◆ ASSIGNED TASK ◆
Search the data for "デモ塗装店" and copy every matching line.

◆ Data records for software interfaces ◆
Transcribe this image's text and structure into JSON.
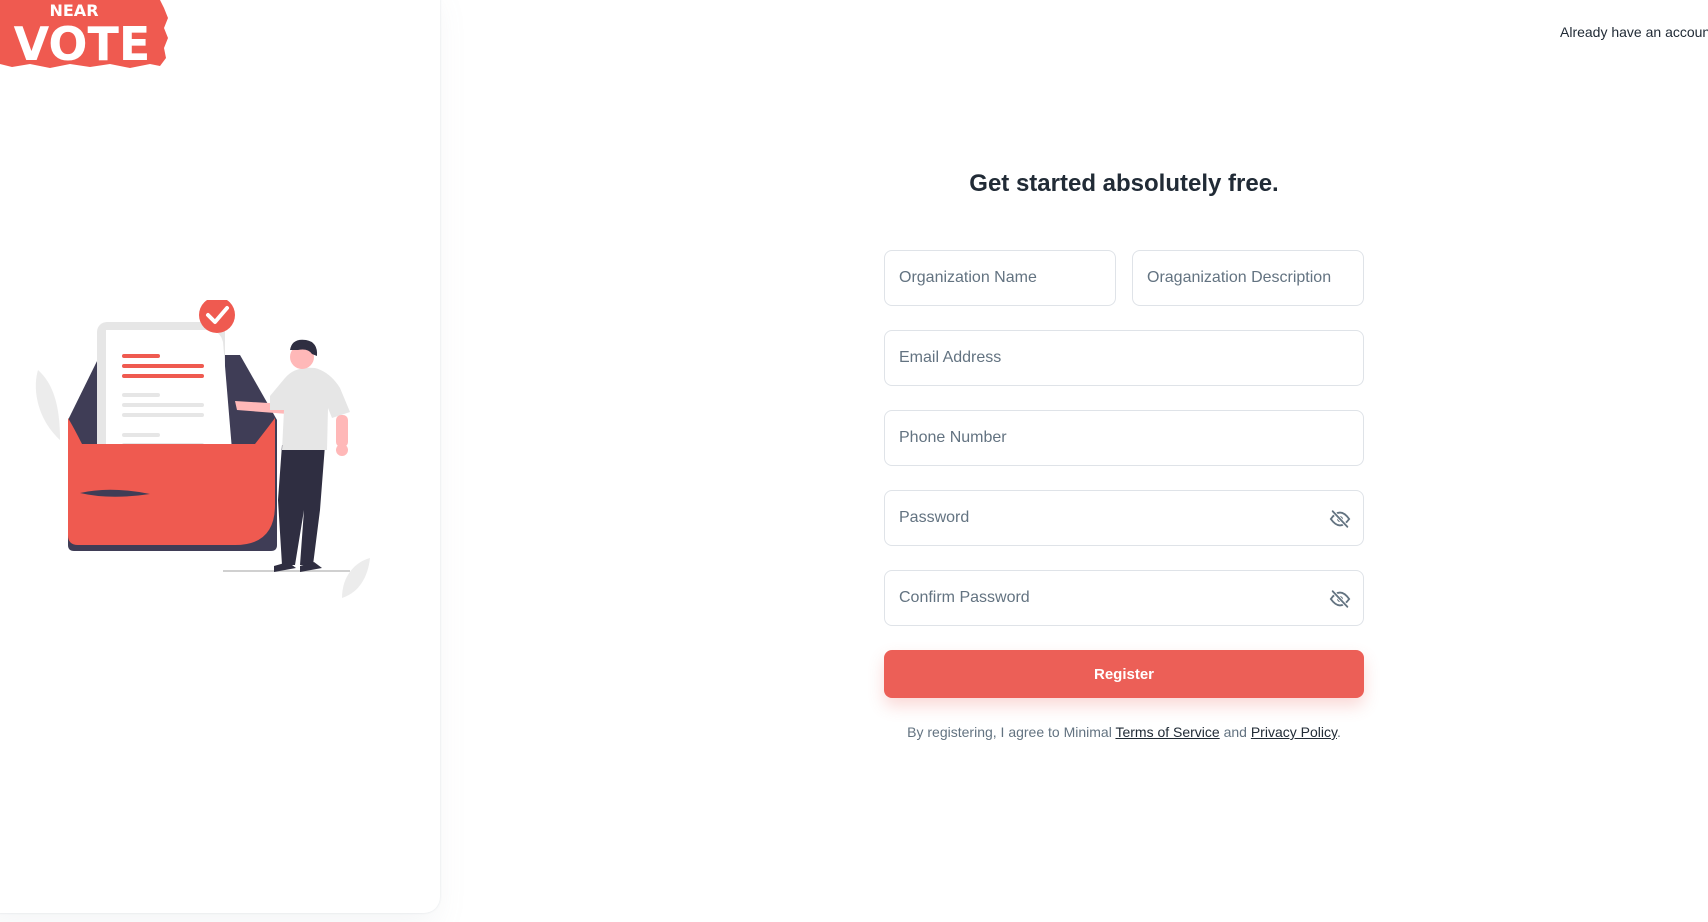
{
  "logo": {
    "top_text": "NEAR",
    "main_text": "VOTE",
    "color": "#ef5a50"
  },
  "header": {
    "login_prompt": "Already have an account?"
  },
  "form": {
    "title": "Get started absolutely free.",
    "org_name_placeholder": "Organization Name",
    "org_desc_placeholder": "Oraganization Description",
    "email_placeholder": "Email Address",
    "phone_placeholder": "Phone Number",
    "password_placeholder": "Password",
    "confirm_password_placeholder": "Confirm Password",
    "password_icon": "eye-off-icon",
    "register_label": "Register"
  },
  "terms": {
    "prefix": "By registering, I agree to Minimal ",
    "tos_label": "Terms of Service",
    "middle": " and ",
    "privacy_label": "Privacy Policy",
    "suffix": "."
  },
  "colors": {
    "accent": "#ec5f57",
    "text_primary": "#212b36",
    "text_secondary": "#637381",
    "border": "#dfe3e8"
  }
}
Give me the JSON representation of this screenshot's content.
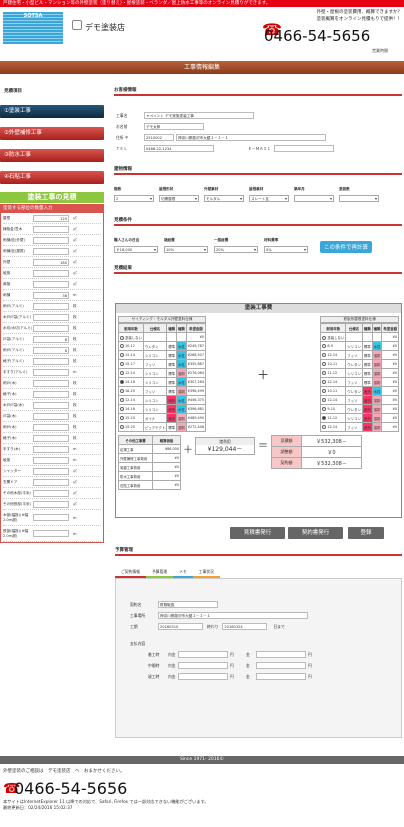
{
  "header": {
    "topbar": "戸建住宅・小型ビル・マンション等の外壁塗装（塗り替え）・屋根塗装・ベランダ／屋上防水工事等のオンライン見積りができます。",
    "logo_text": "SOTSA",
    "logo_sub": "",
    "shop_name": "デモ塗装店",
    "note1": "外壁・屋根の塗装費用、概算できますか？",
    "note2": "塗装概算をオンライン見積もりで提供！！",
    "phone": "0466-54-5656",
    "hours": "営業時間"
  },
  "title": "工事情報編集",
  "sidebar": {
    "head": "見積項目",
    "items": [
      "①塗装工事",
      "②外壁補修工事",
      "③防水工事",
      "④石貼工事"
    ],
    "estimate_title": "塗装工事の見積",
    "subhead": "塗装する部位の数量入力",
    "rows": [
      {
        "label": "屋根",
        "value": "120",
        "unit": "㎡"
      },
      {
        "label": "棟板金/笠木",
        "value": "",
        "unit": "㎡"
      },
      {
        "label": "雨樋/庇(外壁)",
        "value": "",
        "unit": "㎡"
      },
      {
        "label": "雨樋/庇(屋根)",
        "value": "",
        "unit": "㎡"
      },
      {
        "label": "外壁",
        "value": "180",
        "unit": "㎡"
      },
      {
        "label": "破風",
        "value": "",
        "unit": "㎡"
      },
      {
        "label": "鼻隠",
        "value": "",
        "unit": "㎡"
      },
      {
        "label": "雨樋",
        "value": "38",
        "unit": "m"
      },
      {
        "label": "雨戸(アルミ)",
        "value": "",
        "unit": "枚"
      },
      {
        "label": "木戸戸袋(アルミ)",
        "value": "",
        "unit": "枚"
      },
      {
        "label": "水切/水切(アルミ)",
        "value": "",
        "unit": "枚"
      },
      {
        "label": "戸袋(アルミ)",
        "value": "8",
        "unit": "枚"
      },
      {
        "label": "雨戸(アルミ)",
        "value": "8",
        "unit": "枚"
      },
      {
        "label": "格子(アルミ)",
        "value": "",
        "unit": "枚"
      },
      {
        "label": "手すり(アルミ)",
        "value": "",
        "unit": "m"
      },
      {
        "label": "雨戸(木)",
        "value": "",
        "unit": "枚"
      },
      {
        "label": "格子(木)",
        "value": "",
        "unit": "枚"
      },
      {
        "label": "木戸戸袋(木)",
        "value": "",
        "unit": "枚"
      },
      {
        "label": "戸袋(木)",
        "value": "",
        "unit": "枚"
      },
      {
        "label": "雨戸(木)",
        "value": "",
        "unit": "枚"
      },
      {
        "label": "格子(木)",
        "value": "",
        "unit": "枚"
      },
      {
        "label": "手すり(木)",
        "value": "",
        "unit": "m"
      },
      {
        "label": "破風",
        "value": "",
        "unit": "m"
      },
      {
        "label": "シャッター",
        "value": "",
        "unit": "㎡"
      },
      {
        "label": "玄関ドア",
        "value": "",
        "unit": "㎡"
      },
      {
        "label": "その他木部(平米)",
        "value": "",
        "unit": "㎡"
      },
      {
        "label": "その他鉄部(平米)",
        "value": "",
        "unit": "㎡"
      }
    ],
    "last_rows": [
      {
        "label": "木部(幅掛)(※幅2.0ｍ超)",
        "unit": "m"
      },
      {
        "label": "鉄部(幅掛)(※幅2.0ｍ超)",
        "unit": "m"
      }
    ]
  },
  "customer": {
    "title": "お客様情報",
    "rows": [
      {
        "label": "工事名",
        "value": "ｅペイント デモ実施塗装工事"
      },
      {
        "label": "お名前",
        "value": "デモ太郎"
      },
      {
        "label": "住所 〒",
        "value": "2510002",
        "value2": "神奈川県藤沢市大鋸１－１－１"
      },
      {
        "label": "ＴＥＬ",
        "value": "0466-22-1234",
        "label2": "Ｅ－ＭＡＩＬ",
        "value2": ""
      }
    ]
  },
  "building": {
    "title": "建物情報",
    "headers": [
      "階数",
      "屋根形状",
      "外壁素材",
      "屋根素材",
      "築年月",
      "塗装数"
    ],
    "values": [
      "2",
      "切妻屋根",
      "モルタル",
      "スレート瓦",
      "",
      ""
    ]
  },
  "conditions": {
    "title": "見積条件",
    "headers": [
      "職人さんの日当",
      "諸経費",
      "一般経費",
      "材料費率"
    ],
    "values": [
      "￥18,000",
      "10%",
      "20%",
      "0%"
    ],
    "recalc": "この条件で再計算"
  },
  "results": {
    "title": "見積結果",
    "box_title": "塗装工事費",
    "left_caption": "サイディング・モルタル外壁塗料仕様",
    "right_caption": "鉄板系屋根塗料仕様",
    "cols": [
      "耐用年数",
      "仕様名",
      "種類",
      "種類",
      "希望金額"
    ],
    "left_rows": [
      [
        "塗装しない",
        "",
        "",
        "",
        "¥0"
      ],
      [
        "10-12",
        "ウレタン",
        "標準",
        "水性",
        "¥249,787"
      ],
      [
        "12-14",
        "シリコン",
        "標準",
        "水性",
        "¥268,507"
      ],
      [
        "15-17",
        "フッソ",
        "標準",
        "水性",
        "¥355,867"
      ],
      [
        "12-14",
        "シリコン",
        "標準",
        "溶剤",
        "¥276,064"
      ],
      [
        "14-16",
        "シリコン",
        "標準",
        "水性",
        "¥307,264"
      ],
      [
        "18-20",
        "フッソ",
        "標準",
        "溶剤",
        "¥398,499"
      ],
      [
        "12-14",
        "シリコン",
        "遮熱",
        "水性",
        "¥446,375"
      ],
      [
        "14-16",
        "シリコン",
        "遮熱",
        "水性",
        "¥396,681"
      ],
      [
        "15-20",
        "ガイナ",
        "遮熱",
        "溶剤",
        "¥489,490"
      ],
      [
        "15-20",
        "ピュアテクト",
        "標準",
        "溶剤",
        "¥272,448"
      ]
    ],
    "right_rows": [
      [
        "塗装しない",
        "",
        "",
        "",
        "¥0"
      ],
      [
        "8-9",
        "シリコン",
        "標準",
        "水性",
        "¥0"
      ],
      [
        "12-14",
        "フッソ",
        "標準",
        "溶剤",
        "¥0"
      ],
      [
        "10-11",
        "ウレタン",
        "標準",
        "溶剤",
        "¥0"
      ],
      [
        "11-12",
        "シリコン",
        "標準",
        "溶剤",
        "¥0"
      ],
      [
        "12-14",
        "フッソ",
        "標準",
        "溶剤",
        "¥0"
      ],
      [
        "10-11",
        "ウレタン",
        "遮熱",
        "水性",
        "¥0"
      ],
      [
        "12-14",
        "フッソ",
        "遮熱",
        "溶剤",
        "¥0"
      ],
      [
        "9-10",
        "ウレタン",
        "遮熱",
        "溶剤",
        "¥0"
      ],
      [
        "11-12",
        "シリコン",
        "遮熱",
        "溶剤",
        "¥0"
      ],
      [
        "12-14",
        "フッソ",
        "遮熱",
        "溶剤",
        "¥0"
      ]
    ],
    "other_header": [
      "その他工事費",
      "概算価格"
    ],
    "other_rows": [
      [
        "足場工事",
        "¥86,000"
      ],
      [
        "外壁補修工事費用",
        "¥0"
      ],
      [
        "鳩避工事費用",
        "¥0"
      ],
      [
        "防水工事費用",
        "¥0"
      ],
      [
        "石貼工事費用",
        "¥0"
      ]
    ],
    "option_label": "諸費用",
    "option_value": "¥129,044－",
    "summary": [
      {
        "label": "見積額",
        "value": "￥532,308－"
      },
      {
        "label": "調整額",
        "value": "￥0"
      },
      {
        "label": "契約額",
        "value": "￥532,308－"
      }
    ],
    "btn_estimate": "見積書発行",
    "btn_contract": "契約書発行",
    "btn_register": "登録"
  },
  "schedule": {
    "title": "予算管理",
    "tabs": [
      "ご契約情報",
      "予算管理",
      "メモ",
      "工事状況"
    ],
    "rows": [
      {
        "label": "契約名",
        "value": "財務取扱"
      },
      {
        "label": "工事場所",
        "value": "神奈川県藤沢市大鋸１－１－１"
      },
      {
        "label": "工期",
        "value": "20160310",
        "mid": "終わり",
        "value2": "20160324",
        "end": "日まで"
      }
    ],
    "pay_label": "支払内容",
    "pay_rows": [
      "着工時",
      "中間時",
      "竣工時"
    ],
    "pay_cols": [
      "内金",
      "円",
      "金",
      "円"
    ]
  },
  "footer": {
    "bar": "Since 1971- 2016©",
    "line1": "外壁塗装のご相談は　デモ塗装店　へ　おまかせください。",
    "phone": "0466-54-5656",
    "note": "本サイトはInternetExplorer 11 以降での対応で、Safari, Firefox では一部対応できない機能がございます。",
    "updated": "最終更新日：02/24/2016 15:02:37"
  }
}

◆ RESPONSE TO THIS TASK ◆
    "shop_name": "デモ塗装店",
    "line1": "外壁塗装のご相談は　デモ塗装店　へ　おまかせください。",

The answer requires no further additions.